Action item: Images are not part of the copy; write out the rest of the data exactly as given.

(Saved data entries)
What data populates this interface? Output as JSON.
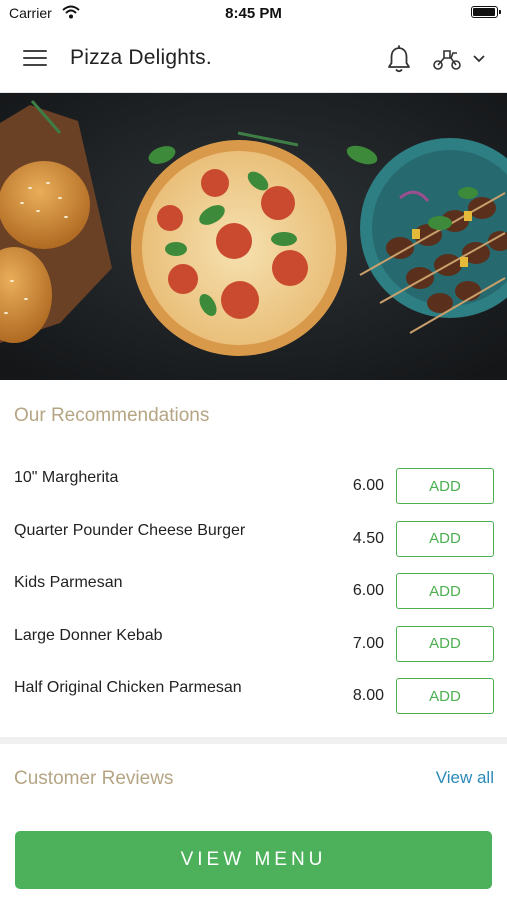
{
  "status_bar": {
    "carrier": "Carrier",
    "time": "8:45 PM"
  },
  "header": {
    "title": "Pizza Delights.",
    "icons": [
      "menu-icon",
      "bell-icon",
      "delivery-icon",
      "chevron-down-icon"
    ]
  },
  "recommendations": {
    "title": "Our Recommendations",
    "items": [
      {
        "name": "10\" Margherita",
        "price": "6.00",
        "button": "ADD"
      },
      {
        "name": "Quarter Pounder Cheese Burger",
        "price": "4.50",
        "button": "ADD"
      },
      {
        "name": "Kids Parmesan",
        "price": "6.00",
        "button": "ADD"
      },
      {
        "name": "Large Donner Kebab",
        "price": "7.00",
        "button": "ADD"
      },
      {
        "name": "Half Original Chicken Parmesan",
        "price": "8.00",
        "button": "ADD"
      }
    ]
  },
  "reviews": {
    "title": "Customer Reviews",
    "view_all": "View all"
  },
  "footer": {
    "view_menu": "VIEW MENU"
  },
  "colors": {
    "accent_green": "#4cb15a",
    "section_title": "#b5a584",
    "link_blue": "#2a8ab8"
  }
}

Exercise solution:
What data populates this interface? Output as JSON.
{
  "status_bar": {
    "carrier": "Carrier",
    "time": "8:45 PM"
  },
  "header": {
    "title": "Pizza Delights.",
    "icons": [
      "menu-icon",
      "bell-icon",
      "delivery-icon",
      "chevron-down-icon"
    ]
  },
  "recommendations": {
    "title": "Our Recommendations",
    "items": [
      {
        "name": "10\" Margherita",
        "price": "6.00",
        "button": "ADD"
      },
      {
        "name": "Quarter Pounder Cheese Burger",
        "price": "4.50",
        "button": "ADD"
      },
      {
        "name": "Kids Parmesan",
        "price": "6.00",
        "button": "ADD"
      },
      {
        "name": "Large Donner Kebab",
        "price": "7.00",
        "button": "ADD"
      },
      {
        "name": "Half Original Chicken Parmesan",
        "price": "8.00",
        "button": "ADD"
      }
    ]
  },
  "reviews": {
    "title": "Customer Reviews",
    "view_all": "View all"
  },
  "footer": {
    "view_menu": "VIEW MENU"
  },
  "colors": {
    "accent_green": "#4cb15a",
    "section_title": "#b5a584",
    "link_blue": "#2a8ab8"
  }
}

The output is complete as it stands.